R. D. Laing: Wisdom, Madness and Folly

(1688 words)
  • Daniel Burston (Duquesne University)
  • Gavin Miller (University of Glasgow)

In some ways, R.D. Laing's autobiography is a curious work. Laing cautions readers that they will find little on his sex and family life, on his friends or social circle, or even on the scholarly background to his theories. This warning is not entirely true: there are lengthy passages on his family of origin, and frequent philosophical and psychiatric references. The text also follows a clear historical narrative, tracing the author's life from family and schooling, through to university, military service, and his early work in mental hospitals. Nonetheless, the gist of Laing's warning is accurate. Instead of writing a conventional autobiography, he uses the template of a life story to bring together the many incidents and scenes that …

Please log in to consult the article in its entirety. If you are not a subscriber, please click here to read about membership. All our articles have been written recently by experts in their field, more than 95% of them university professors.

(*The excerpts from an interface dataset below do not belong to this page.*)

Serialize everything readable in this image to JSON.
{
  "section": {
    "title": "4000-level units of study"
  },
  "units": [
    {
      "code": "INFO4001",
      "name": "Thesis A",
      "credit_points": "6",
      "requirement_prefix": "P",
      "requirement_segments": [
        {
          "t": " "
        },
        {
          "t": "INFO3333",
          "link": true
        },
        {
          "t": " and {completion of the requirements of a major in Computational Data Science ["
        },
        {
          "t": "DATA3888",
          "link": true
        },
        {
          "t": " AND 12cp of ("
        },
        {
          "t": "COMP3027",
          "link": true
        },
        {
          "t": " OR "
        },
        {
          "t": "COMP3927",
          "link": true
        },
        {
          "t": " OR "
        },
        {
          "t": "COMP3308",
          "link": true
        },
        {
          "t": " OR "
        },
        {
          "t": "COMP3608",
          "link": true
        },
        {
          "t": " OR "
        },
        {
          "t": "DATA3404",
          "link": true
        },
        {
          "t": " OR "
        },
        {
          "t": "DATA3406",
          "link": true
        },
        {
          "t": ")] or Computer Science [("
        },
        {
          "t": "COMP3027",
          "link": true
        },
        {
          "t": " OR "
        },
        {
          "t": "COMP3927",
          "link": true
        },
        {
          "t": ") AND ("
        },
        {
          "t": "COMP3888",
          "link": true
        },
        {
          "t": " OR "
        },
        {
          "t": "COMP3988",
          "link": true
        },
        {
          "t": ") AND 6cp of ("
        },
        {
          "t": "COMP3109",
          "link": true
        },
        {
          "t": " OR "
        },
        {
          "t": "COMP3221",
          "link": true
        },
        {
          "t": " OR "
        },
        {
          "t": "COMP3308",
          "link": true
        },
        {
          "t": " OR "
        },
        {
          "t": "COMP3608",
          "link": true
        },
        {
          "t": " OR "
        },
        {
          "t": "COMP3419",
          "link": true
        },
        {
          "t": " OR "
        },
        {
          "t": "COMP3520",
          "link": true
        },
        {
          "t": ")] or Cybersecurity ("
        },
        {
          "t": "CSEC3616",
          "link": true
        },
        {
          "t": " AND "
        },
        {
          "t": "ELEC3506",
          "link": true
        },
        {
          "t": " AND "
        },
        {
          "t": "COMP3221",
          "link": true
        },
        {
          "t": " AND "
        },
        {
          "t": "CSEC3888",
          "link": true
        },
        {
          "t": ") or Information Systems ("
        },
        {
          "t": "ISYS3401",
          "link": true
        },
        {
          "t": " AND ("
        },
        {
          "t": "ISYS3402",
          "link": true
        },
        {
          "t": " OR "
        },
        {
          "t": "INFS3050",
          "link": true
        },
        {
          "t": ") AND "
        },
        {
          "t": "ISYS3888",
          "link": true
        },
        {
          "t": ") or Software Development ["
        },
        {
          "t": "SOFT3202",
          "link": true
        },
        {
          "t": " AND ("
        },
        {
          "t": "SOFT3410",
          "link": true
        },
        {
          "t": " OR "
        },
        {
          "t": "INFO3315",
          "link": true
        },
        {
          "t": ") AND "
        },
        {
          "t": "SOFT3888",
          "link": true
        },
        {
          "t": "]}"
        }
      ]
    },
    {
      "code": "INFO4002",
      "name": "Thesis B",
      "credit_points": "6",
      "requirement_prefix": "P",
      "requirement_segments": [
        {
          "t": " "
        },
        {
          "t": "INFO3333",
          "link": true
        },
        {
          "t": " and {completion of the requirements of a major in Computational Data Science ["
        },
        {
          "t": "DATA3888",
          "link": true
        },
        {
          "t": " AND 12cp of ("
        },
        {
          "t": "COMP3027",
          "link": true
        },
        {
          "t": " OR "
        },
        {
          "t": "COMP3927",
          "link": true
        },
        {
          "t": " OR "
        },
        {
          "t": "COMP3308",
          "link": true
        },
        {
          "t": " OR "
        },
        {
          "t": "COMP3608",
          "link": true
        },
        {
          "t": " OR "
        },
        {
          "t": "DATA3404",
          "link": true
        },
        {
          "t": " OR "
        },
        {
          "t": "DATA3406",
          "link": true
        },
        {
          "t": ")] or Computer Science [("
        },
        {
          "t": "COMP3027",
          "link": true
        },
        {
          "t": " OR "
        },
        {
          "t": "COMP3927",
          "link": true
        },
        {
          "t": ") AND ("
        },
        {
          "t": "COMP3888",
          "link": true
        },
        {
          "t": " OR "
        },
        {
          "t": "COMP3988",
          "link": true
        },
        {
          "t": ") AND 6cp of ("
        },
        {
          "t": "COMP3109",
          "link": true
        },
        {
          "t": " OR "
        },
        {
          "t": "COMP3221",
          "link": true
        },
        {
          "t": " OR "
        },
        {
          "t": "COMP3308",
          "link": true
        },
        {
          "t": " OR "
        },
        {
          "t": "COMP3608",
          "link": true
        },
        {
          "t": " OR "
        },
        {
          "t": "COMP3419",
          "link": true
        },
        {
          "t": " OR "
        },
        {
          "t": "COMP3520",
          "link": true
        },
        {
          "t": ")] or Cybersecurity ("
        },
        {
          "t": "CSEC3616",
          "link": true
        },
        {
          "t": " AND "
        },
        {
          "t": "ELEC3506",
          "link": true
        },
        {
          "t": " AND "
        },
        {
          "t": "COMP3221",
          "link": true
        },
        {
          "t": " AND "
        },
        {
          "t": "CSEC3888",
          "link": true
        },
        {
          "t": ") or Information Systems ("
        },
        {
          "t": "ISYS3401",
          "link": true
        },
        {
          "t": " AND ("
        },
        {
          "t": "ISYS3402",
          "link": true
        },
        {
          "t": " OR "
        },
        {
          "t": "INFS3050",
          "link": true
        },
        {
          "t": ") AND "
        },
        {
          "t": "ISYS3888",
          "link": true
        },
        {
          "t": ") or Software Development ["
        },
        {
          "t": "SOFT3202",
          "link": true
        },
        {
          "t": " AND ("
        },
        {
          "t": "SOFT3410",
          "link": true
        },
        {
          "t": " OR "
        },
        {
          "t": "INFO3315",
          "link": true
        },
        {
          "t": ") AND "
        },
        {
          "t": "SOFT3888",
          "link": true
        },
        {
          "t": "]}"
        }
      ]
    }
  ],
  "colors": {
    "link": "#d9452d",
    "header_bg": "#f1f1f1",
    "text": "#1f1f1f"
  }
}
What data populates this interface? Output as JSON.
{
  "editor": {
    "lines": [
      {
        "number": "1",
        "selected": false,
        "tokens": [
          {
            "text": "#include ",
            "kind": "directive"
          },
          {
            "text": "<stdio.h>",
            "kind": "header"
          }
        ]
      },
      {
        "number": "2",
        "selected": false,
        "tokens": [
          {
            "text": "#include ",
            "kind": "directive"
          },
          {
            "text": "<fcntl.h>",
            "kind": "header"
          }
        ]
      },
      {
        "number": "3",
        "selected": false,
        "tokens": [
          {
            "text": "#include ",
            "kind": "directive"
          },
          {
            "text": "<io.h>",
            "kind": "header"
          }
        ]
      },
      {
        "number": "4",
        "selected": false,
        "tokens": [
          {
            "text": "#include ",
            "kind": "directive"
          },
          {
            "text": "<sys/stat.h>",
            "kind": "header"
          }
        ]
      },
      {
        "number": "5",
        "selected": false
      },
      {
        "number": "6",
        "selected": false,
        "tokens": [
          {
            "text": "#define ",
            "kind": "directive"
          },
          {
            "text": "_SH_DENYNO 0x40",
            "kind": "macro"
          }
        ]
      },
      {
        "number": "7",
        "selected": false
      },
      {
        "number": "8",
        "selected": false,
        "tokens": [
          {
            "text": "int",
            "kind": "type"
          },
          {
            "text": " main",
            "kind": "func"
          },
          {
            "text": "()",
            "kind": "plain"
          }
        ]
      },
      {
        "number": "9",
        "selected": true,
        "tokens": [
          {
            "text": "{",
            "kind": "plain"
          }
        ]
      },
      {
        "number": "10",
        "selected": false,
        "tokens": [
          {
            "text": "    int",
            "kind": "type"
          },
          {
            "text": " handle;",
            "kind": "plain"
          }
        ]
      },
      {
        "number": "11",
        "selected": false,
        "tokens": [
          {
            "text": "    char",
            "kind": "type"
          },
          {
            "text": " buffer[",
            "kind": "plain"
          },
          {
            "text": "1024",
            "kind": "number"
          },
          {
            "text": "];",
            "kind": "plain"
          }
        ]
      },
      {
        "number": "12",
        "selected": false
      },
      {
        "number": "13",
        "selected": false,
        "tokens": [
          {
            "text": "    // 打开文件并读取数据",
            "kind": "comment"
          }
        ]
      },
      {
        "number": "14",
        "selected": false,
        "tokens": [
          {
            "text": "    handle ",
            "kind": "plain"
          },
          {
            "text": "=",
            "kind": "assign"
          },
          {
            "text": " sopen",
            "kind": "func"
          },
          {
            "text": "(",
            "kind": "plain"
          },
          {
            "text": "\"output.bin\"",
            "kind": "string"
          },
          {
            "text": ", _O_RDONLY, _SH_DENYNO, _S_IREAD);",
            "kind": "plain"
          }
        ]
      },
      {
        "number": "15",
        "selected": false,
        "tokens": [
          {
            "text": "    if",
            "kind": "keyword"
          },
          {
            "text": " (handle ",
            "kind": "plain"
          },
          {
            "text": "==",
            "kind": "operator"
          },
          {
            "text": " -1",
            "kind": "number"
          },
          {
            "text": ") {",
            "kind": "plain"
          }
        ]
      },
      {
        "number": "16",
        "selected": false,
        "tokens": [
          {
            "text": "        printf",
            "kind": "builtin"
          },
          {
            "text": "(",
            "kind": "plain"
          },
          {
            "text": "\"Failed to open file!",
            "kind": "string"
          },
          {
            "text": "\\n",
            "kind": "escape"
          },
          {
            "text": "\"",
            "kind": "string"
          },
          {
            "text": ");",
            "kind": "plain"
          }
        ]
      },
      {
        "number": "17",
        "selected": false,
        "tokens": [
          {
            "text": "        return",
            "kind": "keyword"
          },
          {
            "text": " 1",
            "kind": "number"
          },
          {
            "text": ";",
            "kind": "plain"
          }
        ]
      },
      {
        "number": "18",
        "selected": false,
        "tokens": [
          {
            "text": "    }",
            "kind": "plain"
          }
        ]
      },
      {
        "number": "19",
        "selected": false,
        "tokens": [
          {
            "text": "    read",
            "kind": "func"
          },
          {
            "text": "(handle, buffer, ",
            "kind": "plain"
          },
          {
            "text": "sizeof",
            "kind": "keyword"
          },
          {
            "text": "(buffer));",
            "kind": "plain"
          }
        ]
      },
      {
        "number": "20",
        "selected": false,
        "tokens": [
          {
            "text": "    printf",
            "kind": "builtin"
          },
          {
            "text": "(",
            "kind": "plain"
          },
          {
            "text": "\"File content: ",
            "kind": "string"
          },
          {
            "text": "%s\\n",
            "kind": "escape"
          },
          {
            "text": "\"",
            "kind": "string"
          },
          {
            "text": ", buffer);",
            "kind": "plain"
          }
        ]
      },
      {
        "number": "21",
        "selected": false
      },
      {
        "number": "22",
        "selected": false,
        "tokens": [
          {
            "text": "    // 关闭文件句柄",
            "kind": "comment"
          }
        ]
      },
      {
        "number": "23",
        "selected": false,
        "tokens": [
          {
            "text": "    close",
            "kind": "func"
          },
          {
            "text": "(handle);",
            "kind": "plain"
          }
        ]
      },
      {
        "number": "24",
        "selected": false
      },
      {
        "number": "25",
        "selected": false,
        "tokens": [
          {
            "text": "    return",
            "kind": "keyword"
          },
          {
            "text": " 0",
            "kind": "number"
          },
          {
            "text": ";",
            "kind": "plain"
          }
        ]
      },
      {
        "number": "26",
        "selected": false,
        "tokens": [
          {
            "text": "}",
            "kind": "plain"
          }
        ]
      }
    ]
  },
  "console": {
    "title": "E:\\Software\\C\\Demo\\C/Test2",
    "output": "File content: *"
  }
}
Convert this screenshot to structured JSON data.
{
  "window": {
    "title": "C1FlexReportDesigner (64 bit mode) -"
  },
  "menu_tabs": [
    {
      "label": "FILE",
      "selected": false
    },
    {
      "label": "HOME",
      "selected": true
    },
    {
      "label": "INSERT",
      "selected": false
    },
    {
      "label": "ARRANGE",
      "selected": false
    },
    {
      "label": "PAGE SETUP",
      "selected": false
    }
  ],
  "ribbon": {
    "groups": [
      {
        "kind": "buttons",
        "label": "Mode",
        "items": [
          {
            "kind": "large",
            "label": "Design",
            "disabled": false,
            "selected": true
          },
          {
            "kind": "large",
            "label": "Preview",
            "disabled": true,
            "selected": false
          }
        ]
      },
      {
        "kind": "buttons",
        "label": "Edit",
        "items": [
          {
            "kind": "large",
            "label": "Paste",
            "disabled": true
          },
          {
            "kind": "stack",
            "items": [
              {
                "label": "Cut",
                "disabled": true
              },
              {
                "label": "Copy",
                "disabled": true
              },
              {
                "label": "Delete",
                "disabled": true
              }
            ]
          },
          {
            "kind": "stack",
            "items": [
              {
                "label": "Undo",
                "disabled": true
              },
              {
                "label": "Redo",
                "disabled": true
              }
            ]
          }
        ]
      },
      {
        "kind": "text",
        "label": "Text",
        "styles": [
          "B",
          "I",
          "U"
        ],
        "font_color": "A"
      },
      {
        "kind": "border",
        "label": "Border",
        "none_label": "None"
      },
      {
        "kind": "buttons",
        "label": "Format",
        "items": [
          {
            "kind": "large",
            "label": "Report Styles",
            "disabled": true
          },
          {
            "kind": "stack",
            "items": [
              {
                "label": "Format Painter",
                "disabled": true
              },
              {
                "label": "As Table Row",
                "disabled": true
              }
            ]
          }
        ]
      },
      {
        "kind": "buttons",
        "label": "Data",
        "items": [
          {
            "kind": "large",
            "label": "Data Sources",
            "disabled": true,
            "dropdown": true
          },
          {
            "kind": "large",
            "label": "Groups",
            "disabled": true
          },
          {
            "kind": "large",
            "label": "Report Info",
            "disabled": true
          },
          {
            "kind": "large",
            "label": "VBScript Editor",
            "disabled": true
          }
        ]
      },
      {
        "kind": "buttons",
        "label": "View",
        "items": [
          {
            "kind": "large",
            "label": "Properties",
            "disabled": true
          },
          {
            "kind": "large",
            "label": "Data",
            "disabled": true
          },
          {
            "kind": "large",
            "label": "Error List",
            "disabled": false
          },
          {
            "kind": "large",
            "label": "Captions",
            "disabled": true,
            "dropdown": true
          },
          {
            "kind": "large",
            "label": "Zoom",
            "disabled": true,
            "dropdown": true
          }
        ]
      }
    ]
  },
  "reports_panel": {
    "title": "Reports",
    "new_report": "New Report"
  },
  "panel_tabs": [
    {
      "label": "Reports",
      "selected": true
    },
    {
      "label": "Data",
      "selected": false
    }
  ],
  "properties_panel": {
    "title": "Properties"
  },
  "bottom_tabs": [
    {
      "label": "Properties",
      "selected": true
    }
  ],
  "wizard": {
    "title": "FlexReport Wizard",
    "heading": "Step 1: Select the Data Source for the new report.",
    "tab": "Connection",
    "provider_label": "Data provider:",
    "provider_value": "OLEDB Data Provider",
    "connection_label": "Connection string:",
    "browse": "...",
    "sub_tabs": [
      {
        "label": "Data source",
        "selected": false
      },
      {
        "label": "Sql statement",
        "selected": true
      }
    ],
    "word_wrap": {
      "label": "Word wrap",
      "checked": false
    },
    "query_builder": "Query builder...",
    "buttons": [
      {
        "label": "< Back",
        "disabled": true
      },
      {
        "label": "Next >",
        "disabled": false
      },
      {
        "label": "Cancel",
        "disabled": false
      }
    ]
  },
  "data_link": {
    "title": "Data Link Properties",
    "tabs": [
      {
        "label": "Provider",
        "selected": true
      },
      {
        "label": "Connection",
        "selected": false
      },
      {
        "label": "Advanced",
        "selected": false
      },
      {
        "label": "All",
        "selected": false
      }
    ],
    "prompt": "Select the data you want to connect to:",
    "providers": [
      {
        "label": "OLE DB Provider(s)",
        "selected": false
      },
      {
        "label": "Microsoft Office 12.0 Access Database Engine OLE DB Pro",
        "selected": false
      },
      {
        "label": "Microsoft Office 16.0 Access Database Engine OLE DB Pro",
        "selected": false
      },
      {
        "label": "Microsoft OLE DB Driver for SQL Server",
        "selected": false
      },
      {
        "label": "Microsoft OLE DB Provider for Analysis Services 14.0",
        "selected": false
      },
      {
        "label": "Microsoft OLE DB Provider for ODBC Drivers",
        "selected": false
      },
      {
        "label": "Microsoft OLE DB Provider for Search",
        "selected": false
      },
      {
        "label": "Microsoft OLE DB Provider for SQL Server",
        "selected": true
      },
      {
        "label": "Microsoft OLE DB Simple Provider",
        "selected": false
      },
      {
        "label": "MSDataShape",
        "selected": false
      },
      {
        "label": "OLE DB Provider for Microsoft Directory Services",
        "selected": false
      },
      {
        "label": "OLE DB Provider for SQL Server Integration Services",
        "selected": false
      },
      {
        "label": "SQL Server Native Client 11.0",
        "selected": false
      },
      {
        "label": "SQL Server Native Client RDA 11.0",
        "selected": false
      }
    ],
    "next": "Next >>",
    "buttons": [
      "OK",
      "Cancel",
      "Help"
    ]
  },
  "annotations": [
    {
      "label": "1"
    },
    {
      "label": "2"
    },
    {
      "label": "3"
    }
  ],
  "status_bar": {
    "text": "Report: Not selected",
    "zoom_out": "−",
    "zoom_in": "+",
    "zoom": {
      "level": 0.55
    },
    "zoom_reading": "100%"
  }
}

Citation:
Burston, Daniel, Gavin Miller. "Wisdom, Madness and Folly". The Literary Encyclopedia. First published 30 August 2005
[http://www.litencyc.com/php/sworks.php?rec=true&UID=16856, accessed 18 December 2014.]